Self-Funded Insurance

A CFO and CHRO’s Guide to Self-Funded Insurance Programs

All group medical benefit plans fall into one of two categories: fully insured or self-funded.

Under a fully insured health benefit plan, an insurance company assumes the financial risk of loss in exchange for a fixed premium paid to the insurance company by the employer. With a fully-insured health plan, the employer pays a certain amount each month (the premium) to the health insurance company. In return, the insurance company covers the costs of the employees’ healthcare. With a fully-insured plan, there is no additional risk to the employer. The employer knows exactly what their plan is going to cost each year. The downside is if the employees are healthy and don’t use much health care, the employer has spent a significant sum and doesn’t get any of the money back.
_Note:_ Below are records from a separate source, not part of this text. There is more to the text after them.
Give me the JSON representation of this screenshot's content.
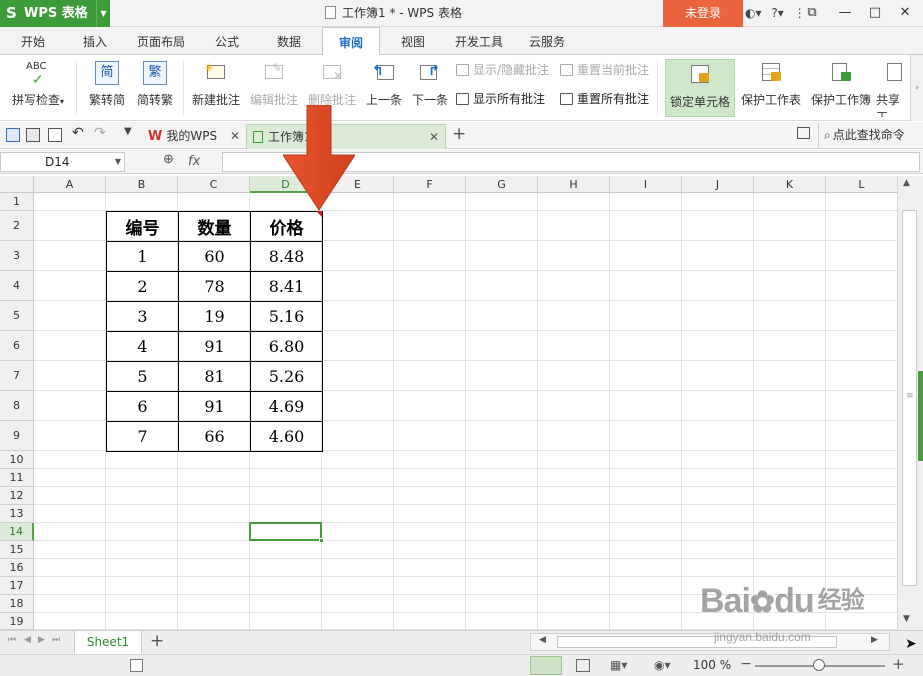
{
  "app": {
    "name": "WPS 表格",
    "doc_title": "工作簿1 * - WPS 表格",
    "login": "未登录",
    "accent": "#3d9b3a"
  },
  "ribbon_tabs": [
    "开始",
    "插入",
    "页面布局",
    "公式",
    "数据",
    "审阅",
    "视图",
    "开发工具",
    "云服务"
  ],
  "active_tab": "审阅",
  "ribbon": {
    "spellcheck": "拼写检查",
    "trad_to_simp": "繁转简",
    "simp_to_trad": "简转繁",
    "new_comment": "新建批注",
    "edit_comment": "编辑批注",
    "delete_comment": "删除批注",
    "prev": "上一条",
    "next": "下一条",
    "show_hide_comment": "显示/隐藏批注",
    "show_all_comments": "显示所有批注",
    "reset_current_comment": "重置当前批注",
    "reset_all_comments": "重置所有批注",
    "lock_cell": "锁定单元格",
    "protect_sheet": "保护工作表",
    "protect_workbook": "保护工作簿",
    "share": "共享工",
    "abc": "ABC",
    "simp_char": "简",
    "trad_char": "繁"
  },
  "doc_tabs": [
    "我的WPS",
    "工作簿1"
  ],
  "search_cmd": "点此查找命令",
  "formula": {
    "name_box": "D14",
    "fx": "fx",
    "value": ""
  },
  "columns": [
    "A",
    "B",
    "C",
    "D",
    "E",
    "F",
    "G",
    "H",
    "I",
    "J",
    "K",
    "L"
  ],
  "rows": [
    "1",
    "2",
    "3",
    "4",
    "5",
    "6",
    "7",
    "8",
    "9",
    "10",
    "11",
    "12",
    "13",
    "14",
    "15",
    "16",
    "17",
    "18",
    "19"
  ],
  "selected": {
    "column": "D",
    "row": "14"
  },
  "table": {
    "headers": [
      "编号",
      "数量",
      "价格"
    ],
    "rows": [
      [
        "1",
        "60",
        "8.48"
      ],
      [
        "2",
        "78",
        "8.41"
      ],
      [
        "3",
        "19",
        "5.16"
      ],
      [
        "4",
        "91",
        "6.80"
      ],
      [
        "5",
        "81",
        "5.26"
      ],
      [
        "6",
        "91",
        "4.69"
      ],
      [
        "7",
        "66",
        "4.60"
      ]
    ]
  },
  "sheets": [
    "Sheet1"
  ],
  "status": {
    "zoom": "100 %"
  },
  "watermark": {
    "brand": "Bai",
    "brand2": "du",
    "cn": "经验",
    "url": "jingyan.baidu.com"
  }
}
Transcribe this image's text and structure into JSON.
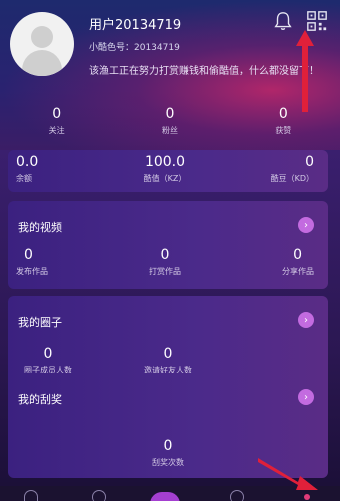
{
  "profile": {
    "username": "用户20134719",
    "account_id": "小酷色号：20134719",
    "signature": "该渔工正在努力打赏赚钱和偷酷值，什么都没留下！"
  },
  "stats": [
    {
      "value": "0",
      "label": "关注"
    },
    {
      "value": "0",
      "label": "粉丝"
    },
    {
      "value": "0",
      "label": "获赞"
    }
  ],
  "wallet": [
    {
      "value": "0.0",
      "label": "余额"
    },
    {
      "value": "100.0",
      "label": "酷值（KZ）"
    },
    {
      "value": "0",
      "label": "酷豆（KD）"
    }
  ],
  "sections": {
    "videos": {
      "title": "我的视频",
      "items": [
        {
          "value": "0",
          "label": "发布作品"
        },
        {
          "value": "0",
          "label": "打赏作品"
        },
        {
          "value": "0",
          "label": "分享作品"
        }
      ]
    },
    "circles": {
      "title": "我的圈子",
      "items": [
        {
          "value": "0",
          "label": "圈子成员人数"
        },
        {
          "value": "0",
          "label": "邀请好友人数"
        }
      ]
    },
    "lottery": {
      "title": "我的刮奖",
      "items": [
        {
          "value": "0",
          "label": "刮奖次数"
        }
      ]
    }
  },
  "icons": {
    "bell": "bell-icon",
    "qr": "qr-code-icon",
    "chevron": "chevron-right-icon"
  },
  "colors": {
    "accent": "#c36be0",
    "annotation_arrow": "#e0203a"
  }
}
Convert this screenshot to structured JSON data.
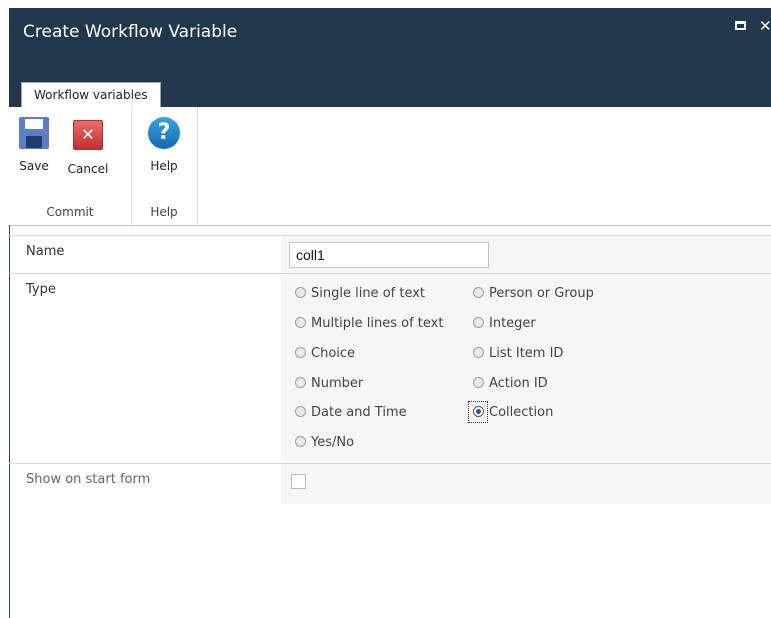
{
  "window": {
    "title": "Create Workflow Variable"
  },
  "tabs": [
    {
      "label": "Workflow variables"
    }
  ],
  "ribbon": {
    "groups": [
      {
        "label": "Commit",
        "buttons": [
          {
            "label": "Save",
            "icon": "floppy-disk-icon"
          },
          {
            "label": "Cancel",
            "icon": "cancel-x-icon"
          }
        ]
      },
      {
        "label": "Help",
        "buttons": [
          {
            "label": "Help",
            "icon": "help-question-icon"
          }
        ]
      }
    ]
  },
  "form": {
    "name": {
      "label": "Name",
      "value": "coll1"
    },
    "type": {
      "label": "Type",
      "options": [
        "Single line of text",
        "Person or Group",
        "Multiple lines of text",
        "Integer",
        "Choice",
        "List Item ID",
        "Number",
        "Action ID",
        "Date and Time",
        "Collection",
        "Yes/No"
      ],
      "selected": "Collection"
    },
    "start_form": {
      "label": "Show on start form",
      "checked": false
    }
  },
  "colors": {
    "titlebar": "#21374c",
    "accent": "#1a5ea8"
  }
}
In a self-funded (or self-insured) group health plan, the employer assumes the financial risk of paying for employee health care claims under the cost-sharing terms of the plan. Employers typically set up a trust fund for corporate and employee contributions to pay incurred claims. With self-funding, the healthier your employees are, the lower the plan costs will be. However, employers must be able to educate their employees about wellness benefits and best practices (like wellness visits and choosing a primary care provider so that minor health issues aren’t seen in emergency rooms, which greatly increases cost of care).
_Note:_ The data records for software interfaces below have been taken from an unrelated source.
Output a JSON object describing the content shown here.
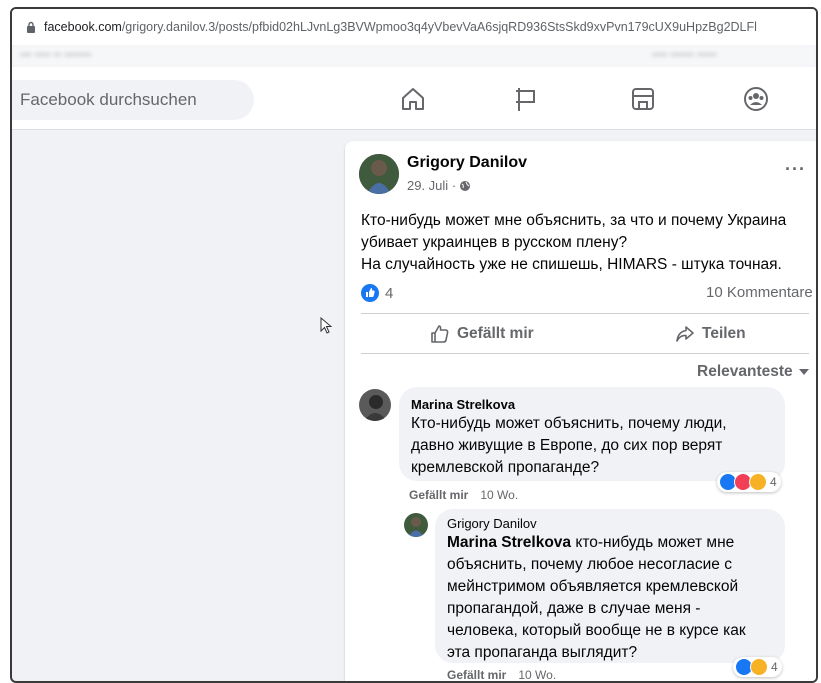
{
  "browser": {
    "url_domain": "facebook.com",
    "url_path": "/grigory.danilov.3/posts/pfbid02hLJvnLg3BVWpmoo3q4yVbevVaA6sjqRD936StsSkd9xvPvn179cUX9uHpzBg2DLFl"
  },
  "header": {
    "search_placeholder": "Facebook durchsuchen",
    "nav_icons": [
      "home-icon",
      "pages-flag-icon",
      "marketplace-icon",
      "groups-icon"
    ]
  },
  "post": {
    "author": "Grigory Danilov",
    "date": "29. Juli ·",
    "more": "···",
    "text_lines": [
      "Кто-нибудь может мне объяснить, за что и почему Украина",
      "убивает украинцев в русском плену?",
      "На случайность уже не спишешь, HIMARS -  штука точная."
    ],
    "like_count": "4",
    "comment_count": "10 Kommentare",
    "like_label": "Gefällt mir",
    "share_label": "Teilen",
    "sort_label": "Relevanteste"
  },
  "comments": [
    {
      "author": "Marina Strelkova",
      "text_lines": [
        "Кто-нибудь может объяснить, почему люди,",
        "давно живущие в Европе, до сих пор верят",
        "кремлевской пропаганде?"
      ],
      "reaction_count": "4",
      "like_label": "Gefällt mir",
      "age": "10 Wo."
    },
    {
      "author": "Grigory Danilov",
      "mention": "Marina Strelkova",
      "first_line_rest": " кто-нибудь может мне",
      "text_lines": [
        "объяснить, почему любое несогласие с",
        "мейнстримом объявляется кремлевской",
        "пропагандой, даже в случае меня -",
        "человека, который вообще не в курсе как",
        "эта пропаганда выглядит?"
      ],
      "reaction_count": "4",
      "like_label": "Gefällt mir",
      "age": "10 Wo."
    }
  ],
  "colors": {
    "like_blue": "#1877f2",
    "love_red": "#f33e58",
    "haha_yellow": "#f7b125",
    "secondary_text": "#65676b"
  }
}
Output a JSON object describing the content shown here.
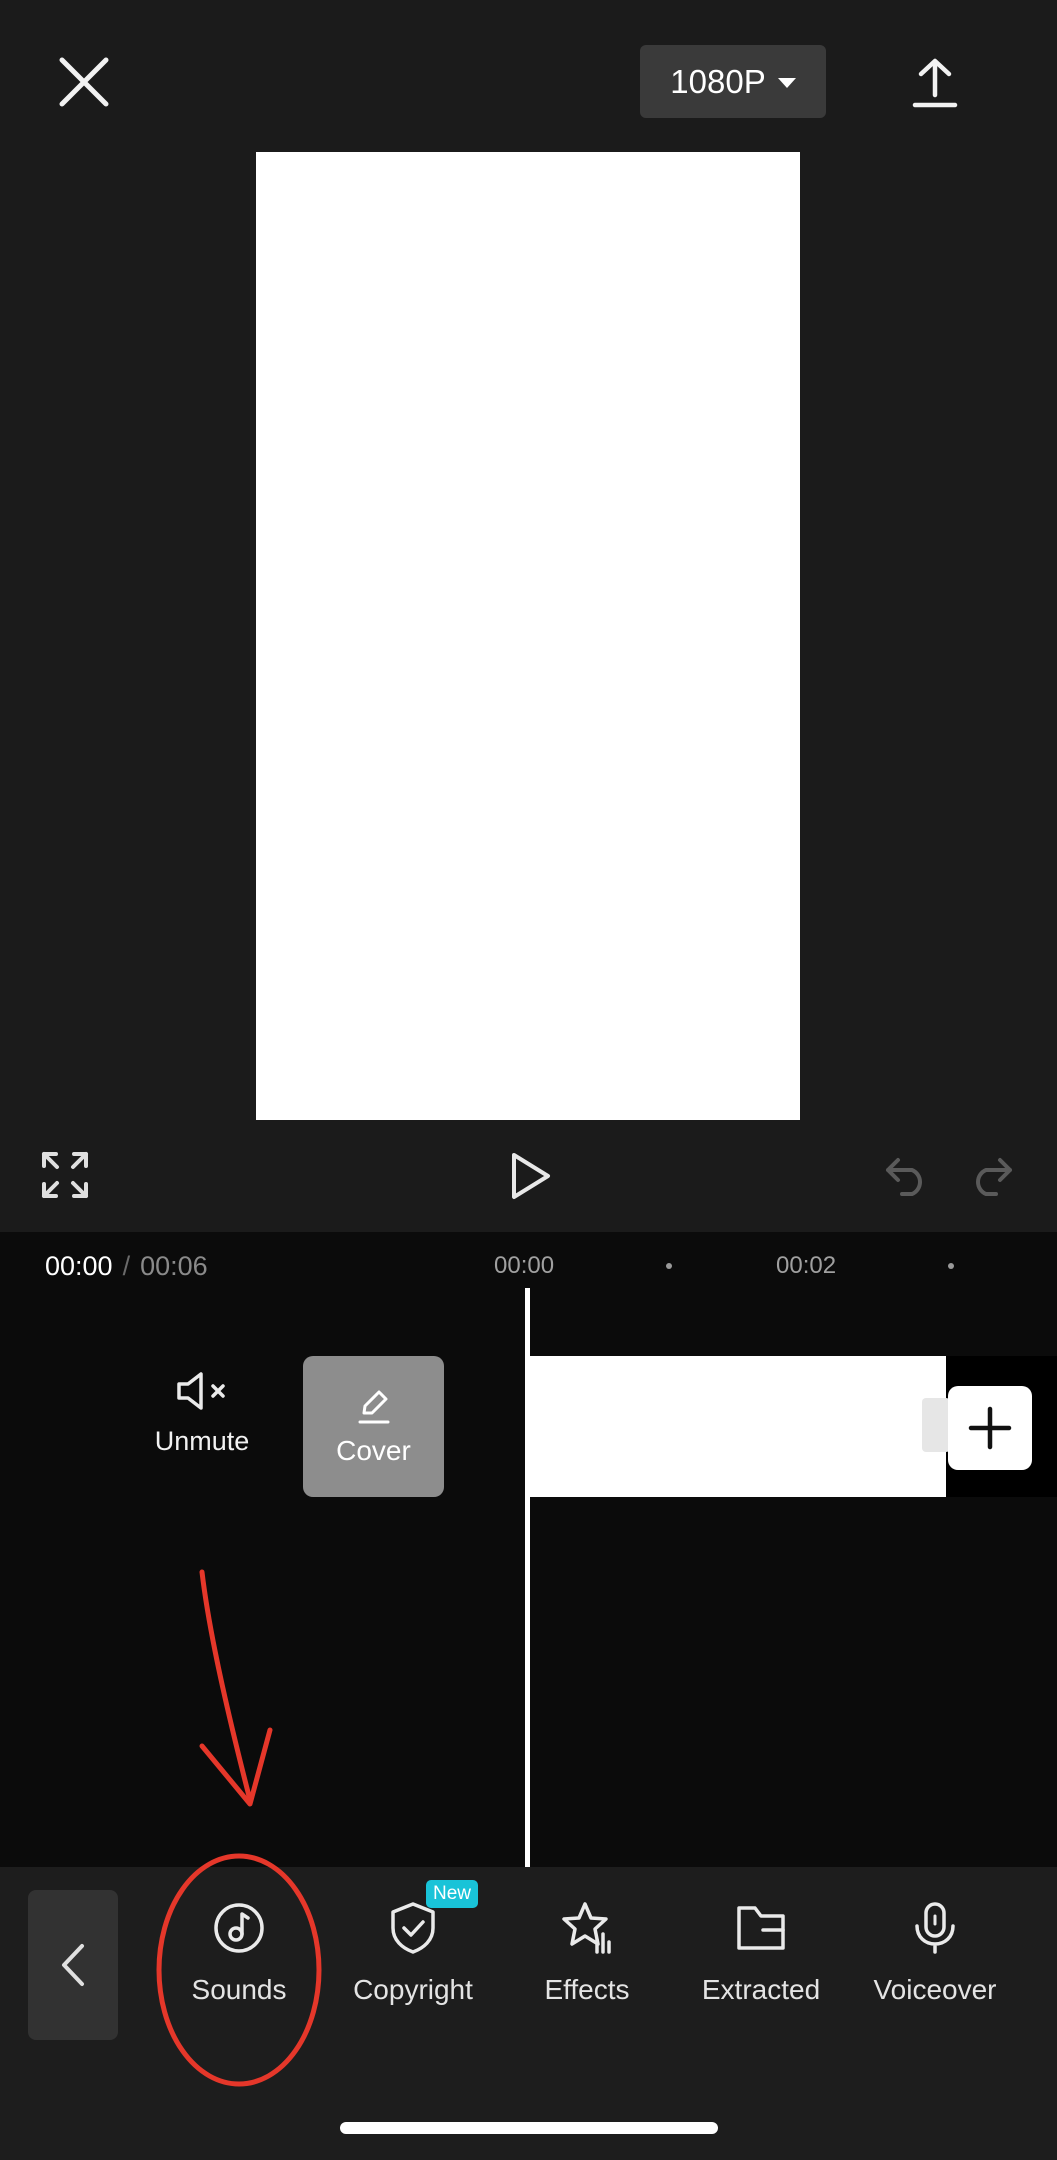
{
  "topbar": {
    "resolution": "1080P"
  },
  "timeline": {
    "current_time": "00:00",
    "separator": "/",
    "total_time": "00:06",
    "ruler": [
      "00:00",
      "00:02"
    ],
    "unmute_label": "Unmute",
    "cover_label": "Cover"
  },
  "toolbar": {
    "items": [
      {
        "label": "Sounds",
        "icon": "music-note-circle-icon"
      },
      {
        "label": "Copyright",
        "icon": "shield-check-icon",
        "badge": "New"
      },
      {
        "label": "Effects",
        "icon": "star-effects-icon"
      },
      {
        "label": "Extracted",
        "icon": "folder-icon"
      },
      {
        "label": "Voiceover",
        "icon": "microphone-icon"
      }
    ]
  },
  "colors": {
    "badge": "#19c3d8",
    "annotation": "#e5372a",
    "background": "#1b1b1b"
  }
}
Risk Management and Insurance Programs with Fully Insured Plans 

The risk an insurance company takes with a fully insured plan can be translated into a dollar amount for the employer. That amount is the premium amount an employer pays each month for the insured group medical benefits and includes the following: 

  • Current and predicted claims cost  
  • Administrative fee  
  • Premium tax paid to the state 
  • Insurance company profit

Employers who self-fund their medical benefits do not pay the premium tax or insurance company profit. They do, however, assume the costs of paying for claims and administrative functions. Many companies that opt for self-funded insurance programs outsource plan administration functions to a third party administrator (TPA).

The biggest disadvantage companies face with self-insurance is not understanding their exposure to risk. Employers with self-funded (or self-insured) plans retain the risk of paying for their employees’ health care themselves, either from a trust or directly from corporate funds.

When a company doesn’t prepare and save for their level of risk, the company’s self-insurance isn’t able to cover the proper amount for accidents. This negatively impacts a corporation’s bottom line.

Self-Funded Insurance and Regulatory Compliance

After the pandemic in 2020, many employers are currently dealing with how to handle benefits for remote employees who may have moved from the state in which the company headquarters is located to another state, or even out of the United States. This is because insured plans must comply with some of the federal requirements under the Employee Retirement Income Security Act of 1974 (ERISA) but are primarily governed by the state where covered employees reside.

Self-funded health plans are governed by ERISA, which also preempts state insurance regulations. Therefore, employers with self-funded medical benefits are not required to comply with state insurance laws that apply to medical benefit plan administrators. 

The distinction between state and ERISA regulations is important when determining if self-funding is right for your organization. Multi-state companies with fully-insured health plans must comply with the regulations of each state in which they have plans and covered employees. Multi-state self-funded plans need only comply with ERISA. 

How CareHive Can Reduce the Cost of Self-Funded Insurance Plans

For companies and employees, navigating healthcare options can bring equally mixed results. Employees are unsure of which care lane to take for illnesses, injuries and middle-of-the-night emergencies. Choose the wrong path and the cost can be shocking, both for the patient, and the self-funded insured employer taking on financial risk. In fact, emergency room visits average a whopping $2,350 per episode, which is more than 20-times the cost of a virtual or telemedicine visit. Even primary care and urgent care visits are two to three times more expensive than virtual care.

“Companies want their employees to be well and productive, and they are looking for healthcare solutions to provide navigation and advice in the moment,” said Dan Moloney, CareHive’s SVP of Data and Analytics. “That’s where CareHive comes in as we navigate employees to the lightest touch of care that is appropriate for the situation and avoid expensive exacerbations. Not only do we help employees get back to productivity, but we also demonstrate immediate, first year ROI via healthcare cost savings – and this ROI grows in future years.” 

Additionally, some employers are starting to cover only catastrophic care insurance, leaving lower-level care like primary and urgent care to be paid from a High Deductible Health Plan. Efficient solutions like CareHive can provide a lower-cost alternative to expensive out-of-pocket transactions for routine care while being plugged into a traditional care network or primary care organization.

Carehive is a unique hybrid, providing navigation in-network to save employers on network leakage costs and unnecessary high-cost utilization, bending down cost curves. The solution also manages chronic care with proven outcomes and greater patient convenience. CareHive is data-driven as it guides access to care, directing patients to the most effective choices for chronic, specialty, and urgent care. This means that CareHive can optimize outcomes, patient satisfaction (with an unheard of 92 NPS in the healthcare industry), and cost effectiveness to help an employers’ bottom line.

Similar Posts